Segment Open
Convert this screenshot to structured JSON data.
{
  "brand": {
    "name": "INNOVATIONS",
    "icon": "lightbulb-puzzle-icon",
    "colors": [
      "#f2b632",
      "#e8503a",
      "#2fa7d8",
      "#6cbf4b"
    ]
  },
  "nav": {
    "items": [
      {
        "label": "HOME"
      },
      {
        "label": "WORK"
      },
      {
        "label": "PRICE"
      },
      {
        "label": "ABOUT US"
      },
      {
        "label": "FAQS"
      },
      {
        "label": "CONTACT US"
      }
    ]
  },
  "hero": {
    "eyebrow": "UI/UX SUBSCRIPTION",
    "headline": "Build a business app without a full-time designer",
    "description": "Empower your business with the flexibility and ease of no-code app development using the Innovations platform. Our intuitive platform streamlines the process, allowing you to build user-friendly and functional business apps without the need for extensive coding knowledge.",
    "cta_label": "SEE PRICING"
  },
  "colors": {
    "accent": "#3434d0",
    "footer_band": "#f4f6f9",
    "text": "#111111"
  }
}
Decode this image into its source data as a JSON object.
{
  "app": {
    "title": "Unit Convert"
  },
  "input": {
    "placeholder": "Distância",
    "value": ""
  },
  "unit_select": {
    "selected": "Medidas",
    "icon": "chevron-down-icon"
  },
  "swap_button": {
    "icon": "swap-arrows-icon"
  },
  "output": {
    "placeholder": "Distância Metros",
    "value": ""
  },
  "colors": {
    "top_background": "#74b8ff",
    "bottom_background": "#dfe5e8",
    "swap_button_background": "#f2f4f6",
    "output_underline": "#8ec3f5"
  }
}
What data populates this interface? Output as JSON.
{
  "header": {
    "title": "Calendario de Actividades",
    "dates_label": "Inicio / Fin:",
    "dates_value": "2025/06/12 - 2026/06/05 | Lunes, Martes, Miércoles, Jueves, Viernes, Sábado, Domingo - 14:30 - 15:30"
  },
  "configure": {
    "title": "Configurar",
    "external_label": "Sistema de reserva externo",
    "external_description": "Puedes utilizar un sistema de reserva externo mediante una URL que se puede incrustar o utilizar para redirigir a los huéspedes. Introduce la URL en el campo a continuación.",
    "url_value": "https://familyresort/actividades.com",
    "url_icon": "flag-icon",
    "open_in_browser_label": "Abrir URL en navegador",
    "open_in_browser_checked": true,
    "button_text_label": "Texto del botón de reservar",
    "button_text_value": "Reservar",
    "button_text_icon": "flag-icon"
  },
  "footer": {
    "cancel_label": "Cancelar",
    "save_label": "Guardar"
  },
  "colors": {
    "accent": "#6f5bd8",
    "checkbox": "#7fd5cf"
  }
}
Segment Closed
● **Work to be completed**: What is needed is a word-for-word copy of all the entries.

● **Response**:
Convert this screenshot to structured JSON data.
{
  "brand": {
    "name": "INNOVATIONS",
    "icon": "lightbulb-puzzle-icon",
    "colors": [
      "#f2b632",
      "#e8503a",
      "#2fa7d8",
      "#6cbf4b"
    ]
  },
  "nav": {
    "items": [
      {
        "label": "HOME"
      },
      {
        "label": "WORK"
      },
      {
        "label": "PRICE"
      },
      {
        "label": "ABOUT US"
      },
      {
        "label": "FAQS"
      },
      {
        "label": "CONTACT US"
      }
    ]
  },
  "hero": {
    "eyebrow": "UI/UX SUBSCRIPTION",
    "headline": "Build a business app without a full-time designer",
    "description": "Empower your business with the flexibility and ease of no-code app development using the Innovations platform. Our intuitive platform streamlines the process, allowing you to build user-friendly and functional business apps without the need for extensive coding knowledge.",
    "cta_label": "SEE PRICING"
  },
  "colors": {
    "accent": "#3434d0",
    "footer_band": "#f4f6f9",
    "text": "#111111"
  }
}
Decode this image into its source data as a JSON object.
{
  "app": {
    "title": "Unit Convert"
  },
  "input": {
    "placeholder": "Distância",
    "value": ""
  },
  "unit_select": {
    "selected": "Medidas",
    "icon": "chevron-down-icon"
  },
  "swap_button": {
    "icon": "swap-arrows-icon"
  },
  "output": {
    "placeholder": "Distância Metros",
    "value": ""
  },
  "colors": {
    "top_background": "#74b8ff",
    "bottom_background": "#dfe5e8",
    "swap_button_background": "#f2f4f6",
    "output_underline": "#8ec3f5"
  }
}
What data populates this interface? Output as JSON.
{
  "header": {
    "title": "Calendario de Actividades",
    "dates_label": "Inicio / Fin:",
    "dates_value": "2025/06/12 - 2026/06/05 | Lunes, Martes, Miércoles, Jueves, Viernes, Sábado, Domingo - 14:30 - 15:30"
  },
  "configure": {
    "title": "Configurar",
    "external_label": "Sistema de reserva externo",
    "external_description": "Puedes utilizar un sistema de reserva externo mediante una URL que se puede incrustar o utilizar para redirigir a los huéspedes. Introduce la URL en el campo a continuación.",
    "url_value": "https://familyresort/actividades.com",
    "url_icon": "flag-icon",
    "open_in_browser_label": "Abrir URL en navegador",
    "open_in_browser_checked": true,
    "button_text_label": "Texto del botón de reservar",
    "button_text_value": "Reservar",
    "button_text_icon": "flag-icon"
  },
  "footer": {
    "cancel_label": "Cancelar",
    "save_label": "Guardar"
  },
  "colors": {
    "accent": "#6f5bd8",
    "checkbox": "#7fd5cf"
  }
}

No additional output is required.